Selfheal




And there was I thinking I'd posted something yesterday. Wrong! I think I got distracted after I put my back out in the process of unblocking one of our most important drains: the one that takes the waste water from the washing machine. (We had developed a grey-water spring that appeared in the flowerbed outside the back door every time we used the washing machine over the last week.) A judicious cocktail of drugs and the diversion of Keef's 50th birthday bash conspired to make me forget the blog.
Anyhow, a short but scenic autumnal stroll with Abbey and Molly along the Downs to Itford Hill from Beddingham Hill threw up a number of interesting species.This, Selfheal or Prunella vulgaris, I thought I'd already posted, but apparently not. So here it is. 
It's a member of the Dead-nettle family, Lamiaceae. 

Friday, October 16, 2015

Marsh Thistle





















Not dissimilar to Creeping Thistle, this is Marsh Thistle, Cirsium palustre. Distinguished by the spiny-winged stems with sessile hairy leaves. Another member of the Asteraceae.

Narrow-Leaved Michaelmas Daisy





I was going to do a quick post last night of what i thought was plain old Michaelmas Daisy, but oh no, there's no such thing as a Michaelmas Daisy! It turns out that there are a group of difficult to distinguish species and hybrids roaming the British countryside. 
So having plodding through the keys in Collins, Stace and Rose, I reckon on this being Narrow-leaved Michaelmas Daisy, Aster lanceolatus. The reasons are as follows: it has only just started flowering (Sept - Jan given as range); it has very pale ligules; non-clasping, narrow leaves; glabrous (no hairs); involucre bracts not widest below the middle (which is a characteristic of Common Michaelmas Daisy, the only other contender). 

Wednesday, October 14, 2015

Tamarisk








This caught my eye yesterday when walking up to my car past the allotments behind the hospital: Tamarisk, Tamarix gallica. It is not uncommon in sandy, seaside locations, often planted as a windbreak where it will tolerate dry, salty conditions. It is introduced from around the Mediterranean, being endemic to Saudi Arabia and parts of North Africa.
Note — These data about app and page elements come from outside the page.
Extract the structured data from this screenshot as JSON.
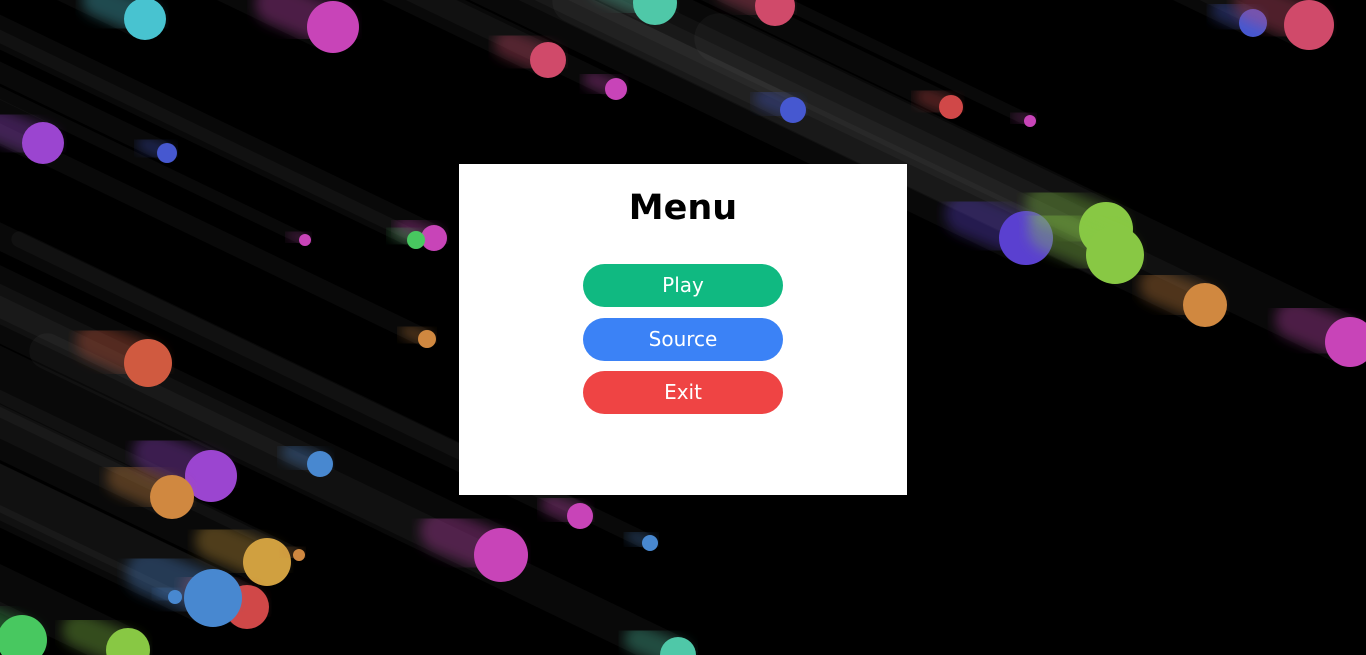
{
  "menu": {
    "title": "Menu",
    "buttons": [
      {
        "id": "play",
        "label": "Play",
        "color": "#10b981"
      },
      {
        "id": "source",
        "label": "Source",
        "color": "#3b82f6"
      },
      {
        "id": "exit",
        "label": "Exit",
        "color": "#ef4444"
      }
    ]
  },
  "background": {
    "color": "#000000",
    "particle_palette": [
      "#48c3d0",
      "#c844b8",
      "#d04a6a",
      "#4fc8a8",
      "#9b45d0",
      "#4658d0",
      "#d04848",
      "#5a40d0",
      "#88c844",
      "#d08840",
      "#d05a40",
      "#4888d0",
      "#d0a040",
      "#48c860"
    ]
  }
}
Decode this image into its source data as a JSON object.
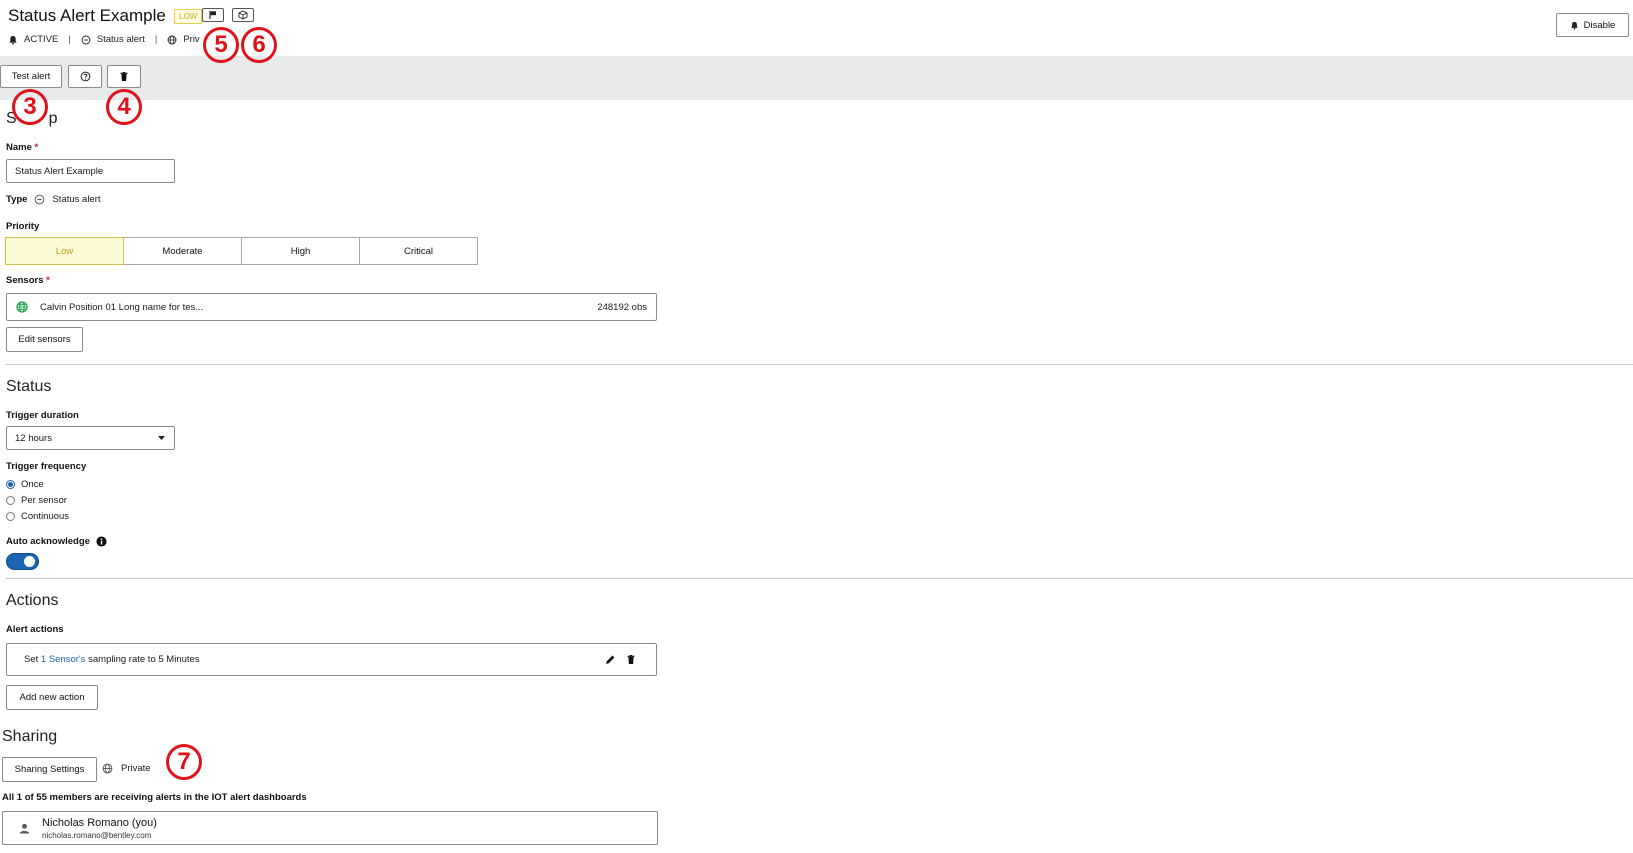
{
  "header": {
    "title": "Status Alert Example",
    "priority_badge": "LOW",
    "status": "ACTIVE",
    "type": "Status alert",
    "visibility": "Priv",
    "disable_label": "Disable"
  },
  "toolbar": {
    "test_alert_label": "Test alert"
  },
  "callouts": [
    "5",
    "6",
    "3",
    "4",
    "7"
  ],
  "setup": {
    "title_visible": "S",
    "title_tail": "p",
    "name_label": "Name",
    "required_mark": "*",
    "name_value": "Status Alert Example",
    "type_label": "Type",
    "type_value": "Status alert",
    "priority_label": "Priority",
    "priority_options": [
      "Low",
      "Moderate",
      "High",
      "Critical"
    ],
    "priority_selected": "Low",
    "sensors_label": "Sensors",
    "sensor_name": "Calvin Position 01 Long name for tes...",
    "sensor_obs": "248192 obs",
    "edit_sensors_label": "Edit sensors"
  },
  "status": {
    "title": "Status",
    "trigger_duration_label": "Trigger duration",
    "trigger_duration_value": "12 hours",
    "trigger_frequency_label": "Trigger frequency",
    "frequency_options": [
      "Once",
      "Per sensor",
      "Continuous"
    ],
    "frequency_selected": "Once",
    "auto_ack_label": "Auto acknowledge",
    "auto_ack_on": true
  },
  "actions": {
    "title": "Actions",
    "alert_actions_label": "Alert actions",
    "action_prefix": "Set",
    "action_link": "1 Sensor's",
    "action_suffix": "sampling rate to 5 Minutes",
    "add_action_label": "Add new action"
  },
  "sharing": {
    "title": "Sharing",
    "settings_label": "Sharing Settings",
    "visibility": "Private",
    "members_note": "All 1 of 55 members are receiving alerts in the IOT alert dashboards",
    "member_name": "Nicholas Romano (you)",
    "member_email": "nicholas.romano@bentley.com"
  },
  "colors": {
    "accent": "#1b65b0",
    "callout": "#e0121a",
    "low": "#c9b21a",
    "sensor_ok": "#1fa34a"
  }
}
Tuesday, October 13, 2015

Dogwood






















This is noticeable at the moment: Dogwood, Cornus sanguinea. It is one of the first to but on a good display of autumnal colour and currently the A27 is lined by burgundy-leaved specimens some of which are flowering a second time. It has an unusual characteristic in that you can carefully pull the leaf into two parts and it will remain connected by the phloem which consists of spiral cell assemblages (see bottom right photo).
There is a fascinating etymology for Dogwood: one theory is that the name derives from the Old English dagwood. Dags (arrows, daggers, sharp pointy things) were made from its hard slender stems. The The Canterbury Tales it is referred to as 'whipple-tree' after its use in carts for a section that connects the cart to the horse.